## TASK PROMPT
Print the records below verbatim.

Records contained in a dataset

================================

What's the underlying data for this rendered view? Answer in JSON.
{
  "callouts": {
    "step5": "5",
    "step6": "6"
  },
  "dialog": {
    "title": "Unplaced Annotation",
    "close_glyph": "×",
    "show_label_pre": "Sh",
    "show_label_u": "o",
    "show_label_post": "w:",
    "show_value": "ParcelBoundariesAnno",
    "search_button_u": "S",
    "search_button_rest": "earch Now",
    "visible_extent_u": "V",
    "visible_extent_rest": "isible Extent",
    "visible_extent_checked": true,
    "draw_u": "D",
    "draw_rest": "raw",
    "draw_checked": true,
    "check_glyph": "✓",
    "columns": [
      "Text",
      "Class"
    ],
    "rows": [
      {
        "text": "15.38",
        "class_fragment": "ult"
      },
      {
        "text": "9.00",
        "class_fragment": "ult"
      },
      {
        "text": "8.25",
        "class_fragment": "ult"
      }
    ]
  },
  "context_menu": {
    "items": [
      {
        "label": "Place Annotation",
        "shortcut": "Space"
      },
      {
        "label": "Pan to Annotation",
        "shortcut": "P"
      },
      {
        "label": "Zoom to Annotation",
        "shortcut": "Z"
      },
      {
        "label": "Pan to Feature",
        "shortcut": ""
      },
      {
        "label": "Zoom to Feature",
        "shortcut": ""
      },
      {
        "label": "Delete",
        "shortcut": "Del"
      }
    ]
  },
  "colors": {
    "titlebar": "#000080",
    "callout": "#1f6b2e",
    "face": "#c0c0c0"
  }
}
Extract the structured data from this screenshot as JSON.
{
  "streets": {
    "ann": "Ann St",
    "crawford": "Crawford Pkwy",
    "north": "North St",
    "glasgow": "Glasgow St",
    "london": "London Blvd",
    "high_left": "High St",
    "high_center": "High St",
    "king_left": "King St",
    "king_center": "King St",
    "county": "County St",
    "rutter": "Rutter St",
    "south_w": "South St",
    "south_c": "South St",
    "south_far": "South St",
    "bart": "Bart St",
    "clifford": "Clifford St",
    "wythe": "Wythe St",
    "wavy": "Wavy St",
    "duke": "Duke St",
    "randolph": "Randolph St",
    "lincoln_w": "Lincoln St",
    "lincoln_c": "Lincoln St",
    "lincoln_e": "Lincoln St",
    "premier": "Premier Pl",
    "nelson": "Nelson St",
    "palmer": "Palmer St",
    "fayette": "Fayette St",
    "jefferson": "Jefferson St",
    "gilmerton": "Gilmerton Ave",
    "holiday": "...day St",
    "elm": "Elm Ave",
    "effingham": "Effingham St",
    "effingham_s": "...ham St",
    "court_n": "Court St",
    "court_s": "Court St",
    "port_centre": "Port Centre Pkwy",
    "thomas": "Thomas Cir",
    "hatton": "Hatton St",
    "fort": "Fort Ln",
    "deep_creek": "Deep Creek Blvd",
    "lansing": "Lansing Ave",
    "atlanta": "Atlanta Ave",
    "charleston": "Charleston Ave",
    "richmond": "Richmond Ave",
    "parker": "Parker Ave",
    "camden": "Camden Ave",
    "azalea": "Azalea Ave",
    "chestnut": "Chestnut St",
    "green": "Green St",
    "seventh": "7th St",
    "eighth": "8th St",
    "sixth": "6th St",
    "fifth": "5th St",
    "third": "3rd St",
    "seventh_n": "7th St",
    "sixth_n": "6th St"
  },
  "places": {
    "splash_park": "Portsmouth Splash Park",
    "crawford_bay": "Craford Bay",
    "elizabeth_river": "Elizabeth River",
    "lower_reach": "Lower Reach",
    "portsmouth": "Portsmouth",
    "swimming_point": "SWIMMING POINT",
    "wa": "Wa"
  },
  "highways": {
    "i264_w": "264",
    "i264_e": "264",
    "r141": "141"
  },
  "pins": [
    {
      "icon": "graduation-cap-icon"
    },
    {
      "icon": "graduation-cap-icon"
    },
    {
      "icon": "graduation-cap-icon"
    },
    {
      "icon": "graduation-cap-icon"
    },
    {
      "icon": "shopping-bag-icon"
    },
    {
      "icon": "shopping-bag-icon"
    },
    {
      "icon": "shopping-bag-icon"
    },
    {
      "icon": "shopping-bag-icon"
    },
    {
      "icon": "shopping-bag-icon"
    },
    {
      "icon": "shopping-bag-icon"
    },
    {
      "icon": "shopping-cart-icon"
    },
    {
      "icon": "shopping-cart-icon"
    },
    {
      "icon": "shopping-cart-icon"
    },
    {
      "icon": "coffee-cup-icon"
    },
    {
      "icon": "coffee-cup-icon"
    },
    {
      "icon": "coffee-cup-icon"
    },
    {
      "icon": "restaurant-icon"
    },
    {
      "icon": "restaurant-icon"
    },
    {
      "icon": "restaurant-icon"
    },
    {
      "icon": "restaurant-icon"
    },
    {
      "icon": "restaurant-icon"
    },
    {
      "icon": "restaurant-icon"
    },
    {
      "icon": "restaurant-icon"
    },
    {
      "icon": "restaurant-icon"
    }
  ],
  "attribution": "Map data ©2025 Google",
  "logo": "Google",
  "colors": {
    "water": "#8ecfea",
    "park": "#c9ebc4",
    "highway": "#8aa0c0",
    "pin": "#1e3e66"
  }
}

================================

## TASK RESPONSE
What's the underlying data for this rendered view? Answer in JSON.
{
  "callouts": {
    "step5": "5",
    "step6": "6"
  },
  "dialog": {
    "title": "Unplaced Annotation",
    "close_glyph": "×",
    "show_label_pre": "Sh",
    "show_label_u": "o",
    "show_label_post": "w:",
    "show_value": "ParcelBoundariesAnno",
    "search_button_u": "S",
    "search_button_rest": "earch Now",
    "visible_extent_u": "V",
    "visible_extent_rest": "isible Extent",
    "visible_extent_checked": true,
    "draw_u": "D",
    "draw_rest": "raw",
    "draw_checked": true,
    "check_glyph": "✓",
    "columns": [
      "Text",
      "Class"
    ],
    "rows": [
      {
        "text": "15.38",
        "class_fragment": "ult"
      },
      {
        "text": "9.00",
        "class_fragment": "ult"
      },
      {
        "text": "8.25",
        "class_fragment": "ult"
      }
    ]
  },
  "context_menu": {
    "items": [
      {
        "label": "Place Annotation",
        "shortcut": "Space"
      },
      {
        "label": "Pan to Annotation",
        "shortcut": "P"
      },
      {
        "label": "Zoom to Annotation",
        "shortcut": "Z"
      },
      {
        "label": "Pan to Feature",
        "shortcut": ""
      },
      {
        "label": "Zoom to Feature",
        "shortcut": ""
      },
      {
        "label": "Delete",
        "shortcut": "Del"
      }
    ]
  },
  "colors": {
    "titlebar": "#000080",
    "callout": "#1f6b2e",
    "face": "#c0c0c0"
  }
}
Extract the structured data from this screenshot as JSON.
{
  "streets": {
    "ann": "Ann St",
    "crawford": "Crawford Pkwy",
    "north": "North St",
    "glasgow": "Glasgow St",
    "london": "London Blvd",
    "high_left": "High St",
    "high_center": "High St",
    "king_left": "King St",
    "king_center": "King St",
    "county": "County St",
    "rutter": "Rutter St",
    "south_w": "South St",
    "south_c": "South St",
    "south_far": "South St",
    "bart": "Bart St",
    "clifford": "Clifford St",
    "wythe": "Wythe St",
    "wavy": "Wavy St",
    "duke": "Duke St",
    "randolph": "Randolph St",
    "lincoln_w": "Lincoln St",
    "lincoln_c": "Lincoln St",
    "lincoln_e": "Lincoln St",
    "premier": "Premier Pl",
    "nelson": "Nelson St",
    "palmer": "Palmer St",
    "fayette": "Fayette St",
    "jefferson": "Jefferson St",
    "gilmerton": "Gilmerton Ave",
    "holiday": "...day St",
    "elm": "Elm Ave",
    "effingham": "Effingham St",
    "effingham_s": "...ham St",
    "court_n": "Court St",
    "court_s": "Court St",
    "port_centre": "Port Centre Pkwy",
    "thomas": "Thomas Cir",
    "hatton": "Hatton St",
    "fort": "Fort Ln",
    "deep_creek": "Deep Creek Blvd",
    "lansing": "Lansing Ave",
    "atlanta": "Atlanta Ave",
    "charleston": "Charleston Ave",
    "richmond": "Richmond Ave",
    "parker": "Parker Ave",
    "camden": "Camden Ave",
    "azalea": "Azalea Ave",
    "chestnut": "Chestnut St",
    "green": "Green St",
    "seventh": "7th St",
    "eighth": "8th St",
    "sixth": "6th St",
    "fifth": "5th St",
    "third": "3rd St",
    "seventh_n": "7th St",
    "sixth_n": "6th St"
  },
  "places": {
    "splash_park": "Portsmouth Splash Park",
    "crawford_bay": "Craford Bay",
    "elizabeth_river": "Elizabeth River",
    "lower_reach": "Lower Reach",
    "portsmouth": "Portsmouth",
    "swimming_point": "SWIMMING POINT",
    "wa": "Wa"
  },
  "highways": {
    "i264_w": "264",
    "i264_e": "264",
    "r141": "141"
  },
  "pins": [
    {
      "icon": "graduation-cap-icon"
    },
    {
      "icon": "graduation-cap-icon"
    },
    {
      "icon": "graduation-cap-icon"
    },
    {
      "icon": "graduation-cap-icon"
    },
    {
      "icon": "shopping-bag-icon"
    },
    {
      "icon": "shopping-bag-icon"
    },
    {
      "icon": "shopping-bag-icon"
    },
    {
      "icon": "shopping-bag-icon"
    },
    {
      "icon": "shopping-bag-icon"
    },
    {
      "icon": "shopping-bag-icon"
    },
    {
      "icon": "shopping-cart-icon"
    },
    {
      "icon": "shopping-cart-icon"
    },
    {
      "icon": "shopping-cart-icon"
    },
    {
      "icon": "coffee-cup-icon"
    },
    {
      "icon": "coffee-cup-icon"
    },
    {
      "icon": "coffee-cup-icon"
    },
    {
      "icon": "restaurant-icon"
    },
    {
      "icon": "restaurant-icon"
    },
    {
      "icon": "restaurant-icon"
    },
    {
      "icon": "restaurant-icon"
    },
    {
      "icon": "restaurant-icon"
    },
    {
      "icon": "restaurant-icon"
    },
    {
      "icon": "restaurant-icon"
    },
    {
      "icon": "restaurant-icon"
    }
  ],
  "attribution": "Map data ©2025 Google",
  "logo": "Google",
  "colors": {
    "water": "#8ecfea",
    "park": "#c9ebc4",
    "highway": "#8aa0c0",
    "pin": "#1e3e66"
  }
}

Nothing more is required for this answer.